While visiting Brookgreen Gardens, a local sculpture and botanical garden situated near Murrells Inlet, SC, with my wife and friends for the annual “Night of a Thousand Candles” Christmas show, I came across three wall planters that caught my eye in the entrance display pavilion. I loved the way they displayed living plants in a framed portrait. The plants displayed were different varieties of succulents and the unique way they were arranged was both clever and wonderful. One of our friends, Lydia, is an avid grower of succulents and familiar with how to plant wall gardens. She told me if I would build the planters, she would populate them with succulents.
In the weeks that followed, I began building boxes in my home workshop. They were easy to build and I followed the method used in countless online videos showing how to construct shallow wooden boxes with a fixed screen and a fitted frame. Lydia taught me how involved the planting was followed by an extended period (up to 3 months) where the boxes had to remain horizontal to allow the roots to establish beneath the screen before vertical presentation was possible.
Never big on patience, I had an epiphany late one evening while building planters in my shop – why not “assemble” the retaining screen after the plants were placed in the box?
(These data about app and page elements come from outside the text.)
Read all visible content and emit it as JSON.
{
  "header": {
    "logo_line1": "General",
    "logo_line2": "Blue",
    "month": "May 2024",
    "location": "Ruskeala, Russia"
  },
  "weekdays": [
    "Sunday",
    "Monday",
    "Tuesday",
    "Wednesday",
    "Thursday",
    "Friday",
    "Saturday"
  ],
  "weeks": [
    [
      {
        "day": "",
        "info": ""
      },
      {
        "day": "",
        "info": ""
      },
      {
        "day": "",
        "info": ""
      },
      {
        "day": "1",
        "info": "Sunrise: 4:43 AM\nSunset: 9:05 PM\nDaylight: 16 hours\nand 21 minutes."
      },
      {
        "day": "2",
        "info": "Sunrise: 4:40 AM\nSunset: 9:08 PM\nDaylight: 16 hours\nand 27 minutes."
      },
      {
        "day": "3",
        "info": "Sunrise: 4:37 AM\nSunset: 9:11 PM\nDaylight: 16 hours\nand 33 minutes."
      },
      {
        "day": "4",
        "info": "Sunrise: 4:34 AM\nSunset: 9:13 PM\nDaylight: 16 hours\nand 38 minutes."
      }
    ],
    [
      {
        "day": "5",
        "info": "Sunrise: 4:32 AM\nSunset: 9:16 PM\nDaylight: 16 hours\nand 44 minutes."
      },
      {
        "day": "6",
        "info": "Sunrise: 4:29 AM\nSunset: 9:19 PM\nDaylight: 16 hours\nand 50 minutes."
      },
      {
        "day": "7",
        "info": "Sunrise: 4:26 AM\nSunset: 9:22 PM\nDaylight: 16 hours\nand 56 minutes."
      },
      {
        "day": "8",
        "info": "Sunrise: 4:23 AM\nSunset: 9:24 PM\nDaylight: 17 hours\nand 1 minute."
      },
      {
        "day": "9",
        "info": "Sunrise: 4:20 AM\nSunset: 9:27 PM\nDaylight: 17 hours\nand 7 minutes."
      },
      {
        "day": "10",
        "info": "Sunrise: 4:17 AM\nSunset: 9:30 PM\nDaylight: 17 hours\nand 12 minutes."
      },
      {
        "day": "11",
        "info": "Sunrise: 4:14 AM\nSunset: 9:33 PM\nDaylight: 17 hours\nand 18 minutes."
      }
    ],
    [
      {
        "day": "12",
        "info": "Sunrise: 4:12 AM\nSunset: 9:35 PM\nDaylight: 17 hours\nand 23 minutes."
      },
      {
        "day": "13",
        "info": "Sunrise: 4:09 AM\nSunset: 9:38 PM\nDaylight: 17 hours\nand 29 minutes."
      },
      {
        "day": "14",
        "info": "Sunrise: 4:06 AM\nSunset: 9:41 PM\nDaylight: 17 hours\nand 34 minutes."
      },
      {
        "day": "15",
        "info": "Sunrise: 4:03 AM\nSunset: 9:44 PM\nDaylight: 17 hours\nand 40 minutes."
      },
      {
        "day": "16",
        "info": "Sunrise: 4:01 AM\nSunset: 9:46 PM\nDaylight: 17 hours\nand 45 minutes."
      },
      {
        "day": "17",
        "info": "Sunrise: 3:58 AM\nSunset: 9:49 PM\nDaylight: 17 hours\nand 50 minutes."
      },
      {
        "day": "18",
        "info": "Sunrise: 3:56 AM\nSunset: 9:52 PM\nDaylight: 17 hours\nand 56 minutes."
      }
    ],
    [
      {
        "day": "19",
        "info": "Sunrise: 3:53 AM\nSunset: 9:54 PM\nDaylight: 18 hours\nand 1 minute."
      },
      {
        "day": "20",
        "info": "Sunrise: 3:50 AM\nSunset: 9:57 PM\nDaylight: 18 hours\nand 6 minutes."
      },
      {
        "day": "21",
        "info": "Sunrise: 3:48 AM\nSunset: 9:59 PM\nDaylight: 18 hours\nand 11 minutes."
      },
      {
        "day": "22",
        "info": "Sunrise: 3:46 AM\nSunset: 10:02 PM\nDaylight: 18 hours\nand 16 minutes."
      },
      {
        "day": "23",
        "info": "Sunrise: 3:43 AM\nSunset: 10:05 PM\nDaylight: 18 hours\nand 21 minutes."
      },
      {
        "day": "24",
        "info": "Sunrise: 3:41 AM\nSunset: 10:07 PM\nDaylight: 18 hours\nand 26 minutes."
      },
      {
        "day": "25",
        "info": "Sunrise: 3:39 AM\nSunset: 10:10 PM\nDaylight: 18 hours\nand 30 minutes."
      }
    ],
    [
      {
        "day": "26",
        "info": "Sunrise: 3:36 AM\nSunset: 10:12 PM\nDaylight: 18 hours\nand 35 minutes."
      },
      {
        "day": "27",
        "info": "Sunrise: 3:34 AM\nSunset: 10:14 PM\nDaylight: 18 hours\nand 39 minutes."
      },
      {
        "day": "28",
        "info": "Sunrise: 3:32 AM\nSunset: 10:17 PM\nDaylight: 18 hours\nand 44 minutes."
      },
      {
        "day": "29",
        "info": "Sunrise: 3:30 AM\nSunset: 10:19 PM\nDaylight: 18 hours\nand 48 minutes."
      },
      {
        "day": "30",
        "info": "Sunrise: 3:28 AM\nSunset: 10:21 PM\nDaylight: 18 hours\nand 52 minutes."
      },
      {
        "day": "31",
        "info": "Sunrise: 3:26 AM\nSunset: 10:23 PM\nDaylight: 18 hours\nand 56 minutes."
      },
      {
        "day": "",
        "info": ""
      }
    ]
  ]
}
By doing so, it would eliminate the wait time and create a more attractive planter since I could now use fully established plants, rather than waiting for the cuttings to root in and grow into a mature plant. After experimenting with different ways in which to hold the plants, another friend, Jimmy, a mechanical engineer, and I came up with more than a dozen ways to retain the plants. We decided the best and most efficient way to accomplish this was to use evenly spaced rigid pins inserted into the planting tray at right angles to create a root retaining grid over the plant’s root ball and just below the foliage of the plants. Using this method, the delicate succulent plants are unharmed. We then adjusted the boxes to create a watering cavity to allow watering in place with a detachable water reservoir to catch any overflow. (http://media.portraitplanter.com/2020/1B/1B_GREEN.mp4)
Now, a successful wall garden has never been easier! I immediately filed for a utility patent and began looking at ways to efficiently manufacture the planters. Wood was good for prototyping but would not be suitable from a long term durability standpoint. We designed the planting trays out of a polycarbonate which could be injection molded, along with the pins. The frames would be extruded, cut to length and joined together with epoxy.
Now that I had the intellectual property secured and the design and manufacturing completed, now came the hardest part – marketing and distribution. Being a new product, I have sought to introduce our planters through social media and Amazon. In this process, I found Duane Childers, at the Southeastern Institute of Manufacturing and Technology (SiMT). Duane gave me a roadmap on channels to launch my social media campaign. He also stressed that I was going to have to fully explain how my proprietary planter system was an improvement on existing art. To do this quickly, where it could be readily viewed on social media, we created a variety of short stop motion videos. (http://media.portraitplanter.com/stopmotion/version_b_coloredplanks_buddy.mp4)
These were great to attract the attention of viewers, and we also created several instructional videos to show the features and benefits of our planting system (http://media.portraitplanter.com/2020/FV/FV2_TILES.mp4). During this time we launched on Amazon. Shortly after that, we got an invite by L&L Distribution to attend their fall show in Reno, Nevada. L&L provides home and garden products to all states west of the Mississippi river. We went to the trade show which was held in Reno, Nevada. Out of the 600 plus booths at the show, we were among the busiest. Based on our sales, we were invited to join the Gro Group. The Gro Group consists of 11 distributors with more than 400 professional salespeople which service more than 25,000 retail locations in all 50 states and Canada. Due to Covid-19, we are in the middle of doing virtual trade shows where we can both introduce and sell our planters throughout North America.
We started with 4 rectangular planters and they have had strong sales through both Amazon and through the retail locations. We have been asked to add new designs to our planter lineup. Based on these requests we designed a star shape and a heart shape planter. While we could design these, our 3D printers did not have a big enough bed to print prototypes. Back to SiMT where Duane put us in touch with Patrick who was able to print out both new planters quickly in order to allow us to present these at a virtual trade show the following week. We have the heart and star shapes being tooled for injection molding but the rapid prototyping by SiMT will allow us to generate sales while the tooling is completed and manufacturing catches up to demand.
I was told by Duane, this marketing effort was not a one-time sprint but a deliberate strategic marathon. This seems true in both social media and fostering long-term relationships with brick & mortar stores. The creative side of invention is always fun, but to monetize your invention requires a lot of hard work with the help of gifted folks like those at SiMT, and the skills and relationships with the sales force of dedicated professionals to aide in distribution.
Portrait Gardens, Inc.